When someone has the title of “Sir” before their name, there is an immediate interest in interviewing them, even more so when it is Sir Ben Kingsley. Needless to say, I was really excited about interviewing him, especially about his role as the voice of “Bagheera” in Disney’s The Jungle Book.
From the moment he walked into the room, our energy was high and you can tell he wasn’t expecting (and he was humbled by) cheering from us but how could we not? He is Sir Ben Kingsley, an amazing actor!
9 Interesting Things I learned from my The Jungle Book Interview with Sir Ben Kingsley
- He thinks it’s very close to what Rudyard Kipling envisioned, the audience experiencing a child literally living with and talking with animals.
- He is propelled towards a character through recognition or through curiosity. The role has to have that human ingredient to it that moves us forward even a tiny bit as a tribe or species.

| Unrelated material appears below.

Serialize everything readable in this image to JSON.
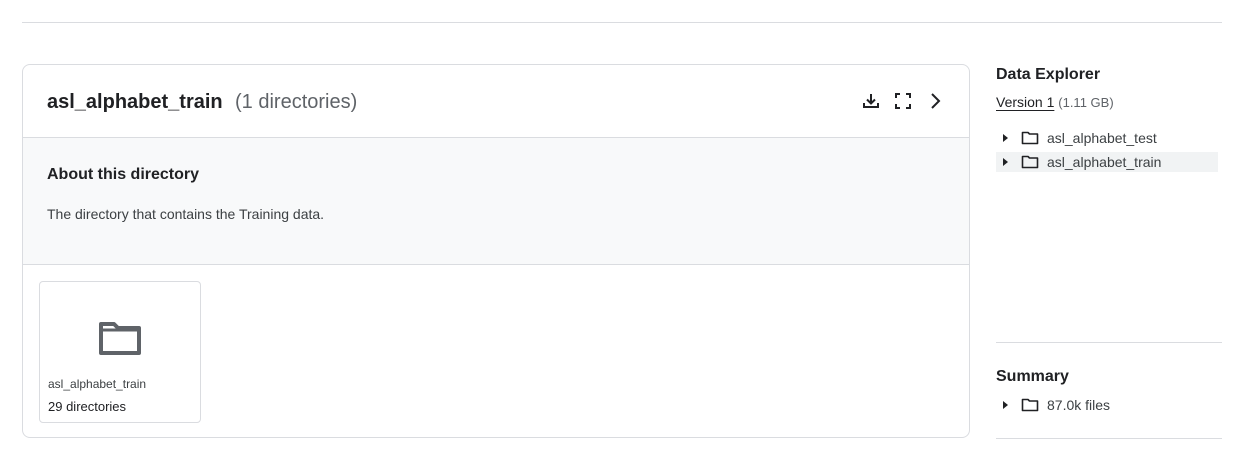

- Whether he is playing a character in a live film or animation, Story telling is the essential thing for him.
- When asked if he related to his character or free spirited “Baloo” more, Ben said he was a little of both. He thinks we all are. He feels they’re all part of us rather than any one individual character and that we change according to the people in front of us.
- He initially offered an Indian accent as “Bagheera”, to play him as an Indian colonel but Jon Favereau felt that it didn’t fit the universality of the appeal of the story, that it might make it a province of one particular period of history, culture, hierarchy…Having said that, there’s still the ghost of the Indian colonel in his performance.
- For Ben, he didn’t see “Bagheera” as a father figure. He saw him in military terms as though he was training a young cadet into how to survive in particular circumstances.
- The recording process was spread out over at least a year and thought it was a really wonderful experience. . He did have two days with Neel, so they were able to establish that dynamic between them.
- He Feels you have to prepare young people for life by lovingly introducing them to the fact that there is light and shade, that both exist side-by-side in life, and that if you dilute, distort, sugar coat or sentimentalize everything in the hope that you’re gonna keep a child’s attention, you won’t.
- When he would read stories to his children, they would always ask him to read the scary bits over and over again. They’d love it, because they were hearing it in a safe place. That’s the ingredient. If they are introduced to that dark side of life in a really safe environment by their parents, then it’s fun.
So go and see The Jungle Book and take the family now that it is officially in theaters!
Want to know more about The Jungle Book? Check out these posts:
- The Jungle Book Interview with Lupita Nyong’o and Giancarlo Esposito
- 7 Things I Learned About The Jungle Book from my Interview with Jon Favreau and Neel Sethl
- The Jungle Book Movie Review
*I was invited by Disney to cover the press junket for The Jungle Book. All opinions are my own. Thank you for the photos Photo by Becky Fry/My Sparkling Life.